> [Available records]:
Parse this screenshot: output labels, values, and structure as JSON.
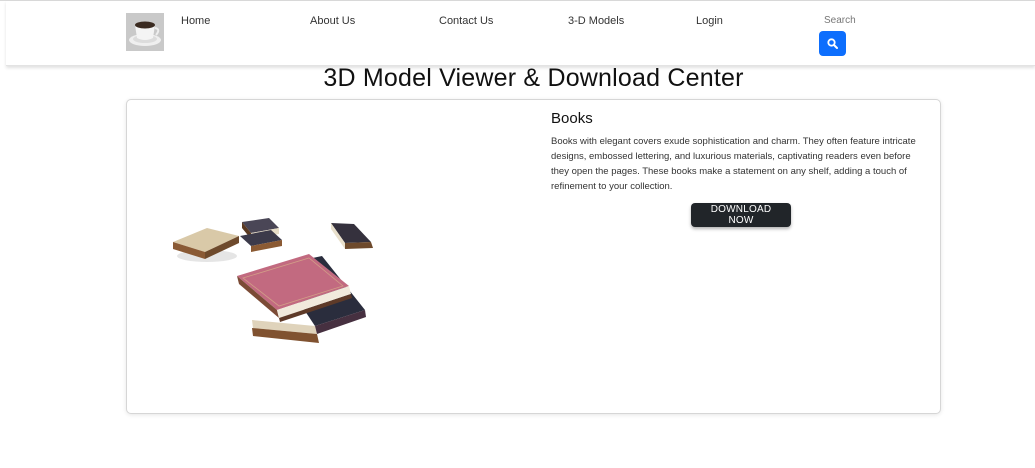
{
  "nav": {
    "links": [
      "Home",
      "About Us",
      "Contact Us",
      "3-D Models",
      "Login"
    ],
    "search_placeholder": "Search",
    "icons": {
      "logo": "coffee-cup-logo",
      "search": "search-icon"
    },
    "colors": {
      "search_button": "#0d6efd"
    }
  },
  "main": {
    "title": "3D Model Viewer & Download Center",
    "card": {
      "title": "Books",
      "description": "Books with elegant covers exude sophistication and charm. They often feature intricate designs, embossed lettering, and luxurious materials, captivating readers even before they open the pages. These books make a statement on any shelf, adding a touch of refinement to your collection.",
      "button_label": "DOWNLOAD NOW",
      "colors": {
        "button": "#212529"
      }
    }
  }
}
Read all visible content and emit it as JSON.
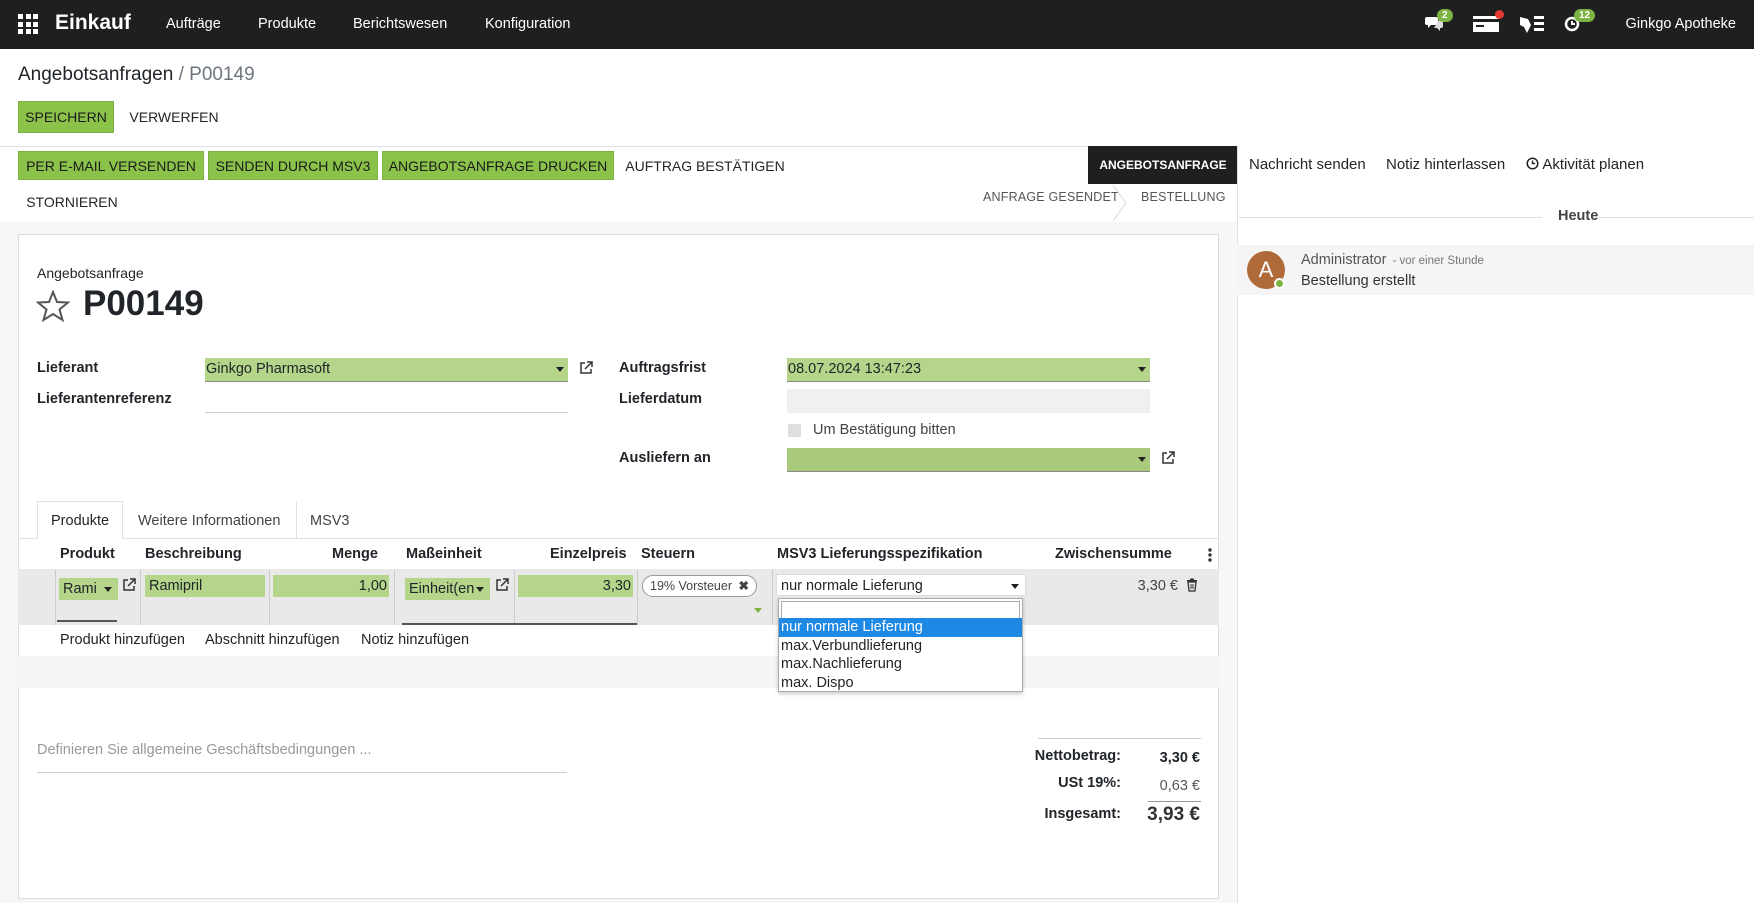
{
  "navbar": {
    "brand": "Einkauf",
    "menu": [
      "Aufträge",
      "Produkte",
      "Berichtswesen",
      "Konfiguration"
    ],
    "messages_badge": "2",
    "activities_badge": "12",
    "company": "Ginkgo Apotheke"
  },
  "breadcrumb": {
    "parent": "Angebotsanfragen",
    "separator": "/",
    "current": "P00149"
  },
  "actions": {
    "save": "SPEICHERN",
    "discard": "VERWERFEN"
  },
  "header_buttons": {
    "email": "PER E-MAIL VERSENDEN",
    "msv3": "SENDEN DURCH MSV3",
    "print": "ANGEBOTSANFRAGE DRUCKEN",
    "confirm": "AUFTRAG BESTÄTIGEN",
    "cancel": "STORNIEREN"
  },
  "statusbar": {
    "active": "ANGEBOTSANFRAGE",
    "sent": "ANFRAGE GESENDET",
    "order": "BESTELLUNG"
  },
  "form": {
    "doc_type": "Angebotsanfrage",
    "name": "P00149",
    "vendor_label": "Lieferant",
    "vendor_value": "Ginkgo Pharmasoft",
    "vendor_ref_label": "Lieferantenreferenz",
    "vendor_ref_value": "",
    "deadline_label": "Auftragsfrist",
    "deadline_value": "08.07.2024 13:47:23",
    "receipt_date_label": "Lieferdatum",
    "receipt_date_value": "",
    "ask_confirmation_label": "Um Bestätigung bitten",
    "deliver_to_label": "Ausliefern an",
    "deliver_to_value": ""
  },
  "tabs": [
    "Produkte",
    "Weitere Informationen",
    "MSV3"
  ],
  "table": {
    "headers": {
      "product": "Produkt",
      "description": "Beschreibung",
      "quantity": "Menge",
      "uom": "Maßeinheit",
      "price": "Einzelpreis",
      "taxes": "Steuern",
      "msv3": "MSV3 Lieferungsspezifikation",
      "subtotal": "Zwischensumme"
    },
    "row": {
      "product": "Rami",
      "description": "Ramipril",
      "quantity": "1,00",
      "uom": "Einheit(en",
      "price": "3,30",
      "tax": "19% Vorsteuer",
      "msv3": "nur normale Lieferung",
      "subtotal": "3,30 €"
    },
    "add_product": "Produkt hinzufügen",
    "add_section": "Abschnitt hinzufügen",
    "add_note": "Notiz hinzufügen"
  },
  "dropdown": {
    "options": [
      "nur normale Lieferung",
      "max.Verbundlieferung",
      "max.Nachlieferung",
      "max. Dispo"
    ],
    "selected_index": 0
  },
  "notes_placeholder": "Definieren Sie allgemeine Geschäftsbedingungen ...",
  "totals": {
    "net_label": "Nettobetrag:",
    "net_value": "3,30 €",
    "tax_label": "USt 19%:",
    "tax_value": "0,63 €",
    "total_label": "Insgesamt:",
    "total_value": "3,93 €"
  },
  "chatter": {
    "send_message": "Nachricht senden",
    "log_note": "Notiz hinterlassen",
    "schedule_activity": "Aktivität planen",
    "date_separator": "Heute",
    "author": "Administrator",
    "time": "- vor einer Stunde",
    "avatar_letter": "A",
    "body": "Bestellung erstellt"
  }
}
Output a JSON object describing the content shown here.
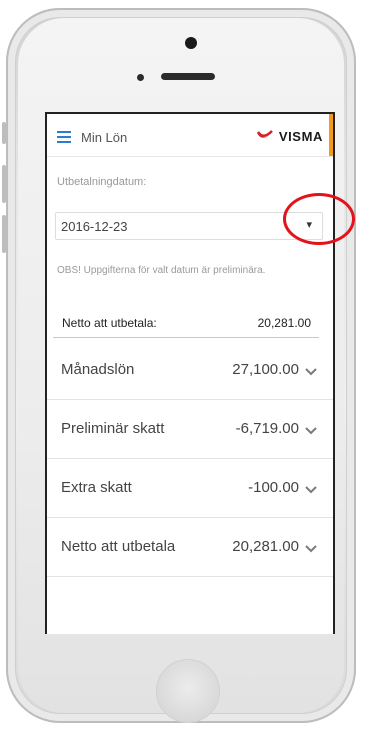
{
  "app": {
    "title": "Min Lön",
    "brand": "VISMA",
    "accent_color": "#f39a1e",
    "menu_icon": "hamburger-menu-icon"
  },
  "payment_date": {
    "label": "Utbetalningdatum:",
    "selected": "2016-12-23",
    "dropdown_icon": "dropdown-caret-icon"
  },
  "notice": "OBS! Uppgifterna för valt datum är preliminära.",
  "net_summary": {
    "label": "Netto att utbetala:",
    "value": "20,281.00"
  },
  "rows": [
    {
      "label": "Månadslön",
      "amount": "27,100.00"
    },
    {
      "label": "Preliminär skatt",
      "amount": "-6,719.00"
    },
    {
      "label": "Extra skatt",
      "amount": "-100.00"
    },
    {
      "label": "Netto att utbetala",
      "amount": "20,281.00"
    }
  ],
  "annotation": {
    "color": "#e3121b",
    "target": "date dropdown caret"
  }
}
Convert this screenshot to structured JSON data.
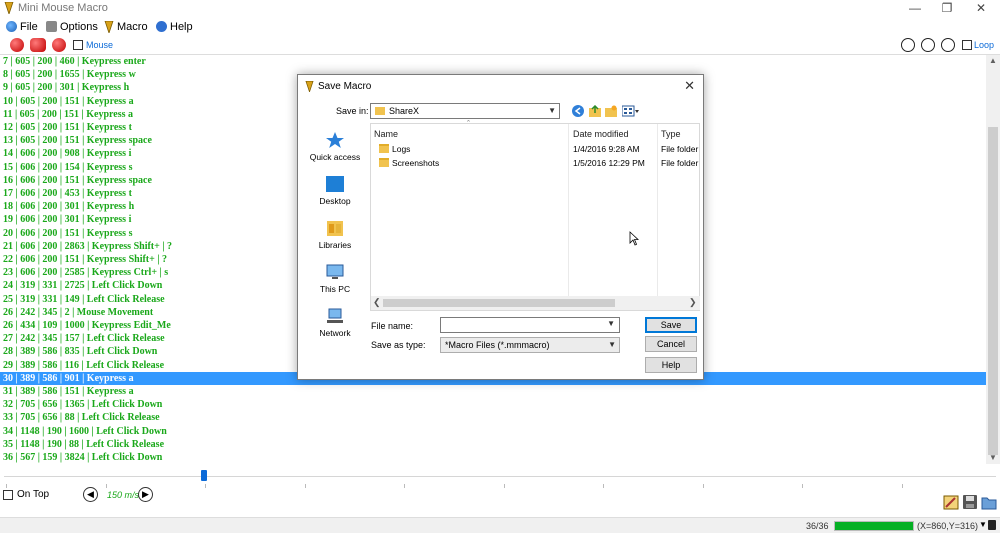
{
  "window": {
    "title": "Mini Mouse Macro"
  },
  "menu": [
    {
      "label": "File",
      "icon": "globe-icon"
    },
    {
      "label": "Options",
      "icon": "gear-icon"
    },
    {
      "label": "Macro",
      "icon": "macro-icon"
    },
    {
      "label": "Help",
      "icon": "help-icon"
    }
  ],
  "toolbar": {
    "mouse_label": "Mouse",
    "loop_label": "Loop"
  },
  "macro_rows": [
    "7 | 605 | 200 | 460 | Keypress enter",
    "8 | 605 | 200 | 1655 | Keypress w",
    "9 | 605 | 200 | 301 | Keypress h",
    "10 | 605 | 200 | 151 | Keypress a",
    "11 | 605 | 200 | 151 | Keypress a",
    "12 | 605 | 200 | 151 | Keypress t",
    "13 | 605 | 200 | 151 | Keypress space",
    "14 | 606 | 200 | 908 | Keypress i",
    "15 | 606 | 200 | 154 | Keypress s",
    "16 | 606 | 200 | 151 | Keypress space",
    "17 | 606 | 200 | 453 | Keypress t",
    "18 | 606 | 200 | 301 | Keypress h",
    "19 | 606 | 200 | 301 | Keypress i",
    "20 | 606 | 200 | 151 | Keypress s",
    "21 | 606 | 200 | 2863 | Keypress Shift+ | ?",
    "22 | 606 | 200 | 151 | Keypress Shift+ | ?",
    "23 | 606 | 200 | 2585 | Keypress Ctrl+ | s",
    "24 | 319 | 331 | 2725 | Left Click Down",
    "25 | 319 | 331 | 149 | Left Click Release",
    "26 | 242 | 345 | 2 | Mouse Movement",
    "26 | 434 | 109 | 1000 | Keypress Edit_Me",
    "27 | 242 | 345 | 157 | Left Click Release",
    "28 | 389 | 586 | 835 | Left Click Down",
    "29 | 389 | 586 | 116 | Left Click Release",
    "30 | 389 | 586 | 901 | Keypress a",
    "31 | 389 | 586 | 151 | Keypress a",
    "32 | 705 | 656 | 1365 | Left Click Down",
    "33 | 705 | 656 | 88 | Left Click Release",
    "34 | 1148 | 190 | 1600 | Left Click Down",
    "35 | 1148 | 190 | 88 | Left Click Release",
    "36 | 567 | 159 | 3824 | Left Click Down"
  ],
  "selected_row": 24,
  "bottom": {
    "on_top_label": "On Top",
    "speed": "150 m/s"
  },
  "status": {
    "count": "36/36",
    "progress": 1.0,
    "coords": "(X=860,Y=316)"
  },
  "dialog": {
    "title": "Save Macro",
    "save_in_label": "Save in:",
    "save_in_value": "ShareX",
    "places": [
      "Quick access",
      "Desktop",
      "Libraries",
      "This PC",
      "Network"
    ],
    "columns": [
      "Name",
      "Date modified",
      "Type"
    ],
    "files": [
      {
        "name": "Logs",
        "date": "1/4/2016 9:28 AM",
        "type": "File folder"
      },
      {
        "name": "Screenshots",
        "date": "1/5/2016 12:29 PM",
        "type": "File folder"
      }
    ],
    "file_name_label": "File name:",
    "file_name_value": "",
    "save_type_label": "Save as type:",
    "save_type_value": "*Macro Files (*.mmmacro)",
    "save_button": "Save",
    "cancel_button": "Cancel",
    "help_button": "Help"
  },
  "colors": {
    "accent": "#3399ff",
    "row_text": "#1aa81a",
    "progress": "#06b025"
  }
}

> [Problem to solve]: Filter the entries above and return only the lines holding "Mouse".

> [Answer box]:
    "title": "Mini Mouse Macro"
    "mouse_label": "Mouse",
    "26 | 242 | 345 | 2 | Mouse Movement",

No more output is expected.